_ACTIVITY_
Each line holding the string "https" is to be copied from the data.

-------- GIVEN RECORDS

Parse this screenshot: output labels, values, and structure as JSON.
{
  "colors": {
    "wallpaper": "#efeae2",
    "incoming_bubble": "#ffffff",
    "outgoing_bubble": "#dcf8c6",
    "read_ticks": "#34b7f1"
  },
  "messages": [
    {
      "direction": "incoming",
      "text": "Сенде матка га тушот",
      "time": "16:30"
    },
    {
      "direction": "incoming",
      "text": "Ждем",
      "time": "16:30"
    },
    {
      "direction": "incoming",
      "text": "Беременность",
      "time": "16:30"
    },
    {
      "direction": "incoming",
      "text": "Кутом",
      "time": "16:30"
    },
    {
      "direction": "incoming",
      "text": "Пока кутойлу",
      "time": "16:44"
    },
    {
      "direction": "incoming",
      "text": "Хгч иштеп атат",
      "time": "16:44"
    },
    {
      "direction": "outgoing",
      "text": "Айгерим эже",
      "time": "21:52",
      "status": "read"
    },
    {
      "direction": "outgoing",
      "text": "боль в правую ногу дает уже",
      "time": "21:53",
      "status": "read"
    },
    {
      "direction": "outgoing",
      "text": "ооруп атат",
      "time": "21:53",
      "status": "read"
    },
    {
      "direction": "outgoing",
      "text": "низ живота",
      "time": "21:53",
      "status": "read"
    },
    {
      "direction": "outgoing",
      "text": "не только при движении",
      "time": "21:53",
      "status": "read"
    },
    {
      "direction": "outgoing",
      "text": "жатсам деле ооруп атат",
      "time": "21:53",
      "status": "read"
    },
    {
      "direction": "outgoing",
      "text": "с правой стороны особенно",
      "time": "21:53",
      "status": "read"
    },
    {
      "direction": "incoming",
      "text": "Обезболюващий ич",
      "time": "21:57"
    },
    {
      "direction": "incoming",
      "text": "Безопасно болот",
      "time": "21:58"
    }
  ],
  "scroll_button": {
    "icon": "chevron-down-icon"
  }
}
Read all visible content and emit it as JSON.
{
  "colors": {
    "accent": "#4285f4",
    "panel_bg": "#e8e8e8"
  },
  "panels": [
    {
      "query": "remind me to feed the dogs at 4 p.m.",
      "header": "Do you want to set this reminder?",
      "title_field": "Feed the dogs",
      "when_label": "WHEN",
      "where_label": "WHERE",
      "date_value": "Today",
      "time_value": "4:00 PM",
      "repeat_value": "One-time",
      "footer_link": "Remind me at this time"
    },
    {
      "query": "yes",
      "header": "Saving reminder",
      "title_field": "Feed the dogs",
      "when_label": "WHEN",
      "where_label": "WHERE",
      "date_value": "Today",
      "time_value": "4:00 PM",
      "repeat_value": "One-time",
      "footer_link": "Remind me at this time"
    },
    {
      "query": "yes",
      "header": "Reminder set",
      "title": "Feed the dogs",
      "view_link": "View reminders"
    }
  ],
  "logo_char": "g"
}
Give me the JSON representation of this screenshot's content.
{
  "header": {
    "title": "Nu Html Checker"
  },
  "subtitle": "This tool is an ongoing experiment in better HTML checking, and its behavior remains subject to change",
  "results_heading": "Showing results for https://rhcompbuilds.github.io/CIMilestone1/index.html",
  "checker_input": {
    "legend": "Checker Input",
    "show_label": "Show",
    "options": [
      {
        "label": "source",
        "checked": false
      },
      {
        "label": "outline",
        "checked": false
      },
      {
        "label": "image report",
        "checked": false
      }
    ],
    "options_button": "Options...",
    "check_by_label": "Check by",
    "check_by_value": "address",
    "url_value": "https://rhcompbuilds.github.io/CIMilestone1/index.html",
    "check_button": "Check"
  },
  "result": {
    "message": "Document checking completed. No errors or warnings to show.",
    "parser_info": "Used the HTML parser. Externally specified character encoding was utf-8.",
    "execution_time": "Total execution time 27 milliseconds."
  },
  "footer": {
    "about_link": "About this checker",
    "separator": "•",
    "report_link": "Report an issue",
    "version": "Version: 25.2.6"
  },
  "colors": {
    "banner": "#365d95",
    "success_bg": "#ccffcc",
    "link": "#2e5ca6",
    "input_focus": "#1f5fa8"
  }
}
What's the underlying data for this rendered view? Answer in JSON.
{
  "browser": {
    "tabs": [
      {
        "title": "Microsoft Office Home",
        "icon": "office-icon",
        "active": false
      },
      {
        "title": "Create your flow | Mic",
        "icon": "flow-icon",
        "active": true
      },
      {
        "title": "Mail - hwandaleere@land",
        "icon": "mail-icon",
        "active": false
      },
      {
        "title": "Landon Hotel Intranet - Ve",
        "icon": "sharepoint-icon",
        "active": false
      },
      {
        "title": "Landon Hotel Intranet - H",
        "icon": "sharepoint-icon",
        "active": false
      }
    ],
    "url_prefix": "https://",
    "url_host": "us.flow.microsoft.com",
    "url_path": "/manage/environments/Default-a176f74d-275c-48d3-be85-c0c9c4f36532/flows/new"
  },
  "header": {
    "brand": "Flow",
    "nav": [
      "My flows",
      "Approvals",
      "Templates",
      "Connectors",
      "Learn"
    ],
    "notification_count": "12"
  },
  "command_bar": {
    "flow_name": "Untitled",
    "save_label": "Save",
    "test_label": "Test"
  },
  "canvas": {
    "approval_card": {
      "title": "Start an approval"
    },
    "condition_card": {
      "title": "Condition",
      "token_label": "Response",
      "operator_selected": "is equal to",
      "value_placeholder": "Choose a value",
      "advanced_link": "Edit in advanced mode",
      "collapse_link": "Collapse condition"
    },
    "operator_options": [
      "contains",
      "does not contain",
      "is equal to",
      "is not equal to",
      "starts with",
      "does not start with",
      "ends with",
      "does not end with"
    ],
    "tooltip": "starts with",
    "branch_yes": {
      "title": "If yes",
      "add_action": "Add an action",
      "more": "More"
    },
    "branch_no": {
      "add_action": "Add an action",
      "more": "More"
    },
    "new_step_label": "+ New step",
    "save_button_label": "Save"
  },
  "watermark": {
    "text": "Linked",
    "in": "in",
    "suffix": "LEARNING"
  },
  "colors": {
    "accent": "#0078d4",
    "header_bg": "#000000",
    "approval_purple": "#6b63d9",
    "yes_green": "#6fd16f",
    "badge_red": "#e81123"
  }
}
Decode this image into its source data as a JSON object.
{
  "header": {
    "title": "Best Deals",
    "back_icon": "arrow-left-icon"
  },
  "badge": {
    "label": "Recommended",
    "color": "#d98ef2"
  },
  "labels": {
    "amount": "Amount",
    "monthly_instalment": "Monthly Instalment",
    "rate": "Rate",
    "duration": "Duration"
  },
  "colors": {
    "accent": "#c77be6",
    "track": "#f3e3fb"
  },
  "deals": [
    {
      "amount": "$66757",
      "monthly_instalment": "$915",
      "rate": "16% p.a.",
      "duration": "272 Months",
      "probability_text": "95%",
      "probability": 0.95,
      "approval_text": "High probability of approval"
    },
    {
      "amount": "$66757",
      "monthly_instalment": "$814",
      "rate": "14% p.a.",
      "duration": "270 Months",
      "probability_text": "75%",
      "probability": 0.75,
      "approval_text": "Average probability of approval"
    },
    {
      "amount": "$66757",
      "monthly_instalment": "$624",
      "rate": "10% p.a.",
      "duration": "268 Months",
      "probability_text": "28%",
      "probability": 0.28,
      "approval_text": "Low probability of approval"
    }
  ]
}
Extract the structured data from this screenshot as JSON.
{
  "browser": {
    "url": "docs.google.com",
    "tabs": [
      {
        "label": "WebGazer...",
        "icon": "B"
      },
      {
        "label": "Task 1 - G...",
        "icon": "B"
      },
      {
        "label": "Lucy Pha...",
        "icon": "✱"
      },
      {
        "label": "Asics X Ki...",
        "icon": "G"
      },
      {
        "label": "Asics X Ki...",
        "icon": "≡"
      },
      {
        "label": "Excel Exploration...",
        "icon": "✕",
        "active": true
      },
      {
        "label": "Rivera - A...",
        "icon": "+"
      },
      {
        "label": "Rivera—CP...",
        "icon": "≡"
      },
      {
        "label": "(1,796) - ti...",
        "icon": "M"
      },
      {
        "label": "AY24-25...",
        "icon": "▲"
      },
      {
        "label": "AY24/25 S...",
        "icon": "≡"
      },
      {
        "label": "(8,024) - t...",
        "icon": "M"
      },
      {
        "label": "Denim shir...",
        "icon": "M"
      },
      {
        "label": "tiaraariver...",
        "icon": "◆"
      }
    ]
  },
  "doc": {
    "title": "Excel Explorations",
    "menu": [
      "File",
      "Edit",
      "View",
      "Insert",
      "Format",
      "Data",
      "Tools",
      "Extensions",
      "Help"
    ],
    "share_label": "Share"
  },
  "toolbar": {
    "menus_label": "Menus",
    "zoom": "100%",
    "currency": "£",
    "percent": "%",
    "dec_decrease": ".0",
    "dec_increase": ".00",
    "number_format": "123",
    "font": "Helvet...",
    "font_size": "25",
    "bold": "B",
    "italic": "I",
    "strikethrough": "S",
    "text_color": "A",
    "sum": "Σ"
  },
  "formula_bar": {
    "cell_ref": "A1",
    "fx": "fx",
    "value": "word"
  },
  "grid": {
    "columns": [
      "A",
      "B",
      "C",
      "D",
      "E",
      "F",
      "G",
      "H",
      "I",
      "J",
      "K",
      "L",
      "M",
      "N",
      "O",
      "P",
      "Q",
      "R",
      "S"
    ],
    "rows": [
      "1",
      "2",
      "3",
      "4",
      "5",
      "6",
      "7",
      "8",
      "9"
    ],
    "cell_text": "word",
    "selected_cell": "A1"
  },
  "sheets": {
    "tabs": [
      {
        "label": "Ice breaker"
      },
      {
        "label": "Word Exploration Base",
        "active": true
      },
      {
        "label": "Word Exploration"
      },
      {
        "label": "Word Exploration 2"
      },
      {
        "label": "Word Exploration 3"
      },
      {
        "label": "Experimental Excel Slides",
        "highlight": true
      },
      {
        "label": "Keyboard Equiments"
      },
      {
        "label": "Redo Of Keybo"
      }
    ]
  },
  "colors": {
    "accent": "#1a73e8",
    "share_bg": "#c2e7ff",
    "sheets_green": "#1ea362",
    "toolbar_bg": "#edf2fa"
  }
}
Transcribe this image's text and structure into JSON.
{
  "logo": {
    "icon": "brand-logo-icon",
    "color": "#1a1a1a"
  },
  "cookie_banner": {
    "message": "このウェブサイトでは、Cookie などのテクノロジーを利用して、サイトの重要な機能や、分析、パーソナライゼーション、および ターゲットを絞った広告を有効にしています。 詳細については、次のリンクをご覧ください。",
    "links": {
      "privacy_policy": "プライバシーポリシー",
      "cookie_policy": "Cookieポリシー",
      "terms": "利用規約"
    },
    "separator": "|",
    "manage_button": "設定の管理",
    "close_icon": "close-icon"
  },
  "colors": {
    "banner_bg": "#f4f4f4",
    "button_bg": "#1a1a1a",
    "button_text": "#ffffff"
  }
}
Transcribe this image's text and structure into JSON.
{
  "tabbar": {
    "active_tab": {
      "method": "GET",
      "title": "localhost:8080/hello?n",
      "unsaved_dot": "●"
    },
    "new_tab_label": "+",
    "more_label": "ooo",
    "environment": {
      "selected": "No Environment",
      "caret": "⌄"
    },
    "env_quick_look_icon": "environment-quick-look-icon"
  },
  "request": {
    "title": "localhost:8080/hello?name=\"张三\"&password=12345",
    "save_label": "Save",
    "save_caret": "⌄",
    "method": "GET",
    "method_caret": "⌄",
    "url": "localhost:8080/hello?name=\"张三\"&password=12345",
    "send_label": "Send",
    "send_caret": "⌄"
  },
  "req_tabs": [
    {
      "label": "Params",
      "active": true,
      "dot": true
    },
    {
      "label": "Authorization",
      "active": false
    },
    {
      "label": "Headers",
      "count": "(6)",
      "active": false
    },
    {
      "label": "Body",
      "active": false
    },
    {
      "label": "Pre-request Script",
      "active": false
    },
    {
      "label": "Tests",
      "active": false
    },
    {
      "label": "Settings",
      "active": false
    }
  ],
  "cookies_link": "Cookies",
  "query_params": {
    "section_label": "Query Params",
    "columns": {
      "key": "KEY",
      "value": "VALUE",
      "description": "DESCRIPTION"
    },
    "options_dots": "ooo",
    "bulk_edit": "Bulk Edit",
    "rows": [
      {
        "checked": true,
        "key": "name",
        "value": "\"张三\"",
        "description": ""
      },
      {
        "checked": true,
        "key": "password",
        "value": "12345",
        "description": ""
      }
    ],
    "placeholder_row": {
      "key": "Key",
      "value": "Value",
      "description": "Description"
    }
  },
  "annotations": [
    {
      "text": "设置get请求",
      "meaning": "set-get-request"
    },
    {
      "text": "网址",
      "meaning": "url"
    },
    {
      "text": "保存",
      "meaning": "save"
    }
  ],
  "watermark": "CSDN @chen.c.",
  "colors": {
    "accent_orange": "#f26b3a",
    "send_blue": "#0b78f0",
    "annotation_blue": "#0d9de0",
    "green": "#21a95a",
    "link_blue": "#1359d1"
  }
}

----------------

_SOLUTION TO THE EXERCISE_
  "results_heading": "Showing results for https://rhcompbuilds.github.io/CIMilestone1/index.html",
    "url_value": "https://rhcompbuilds.github.io/CIMilestone1/index.html",
    "url_prefix": "https://",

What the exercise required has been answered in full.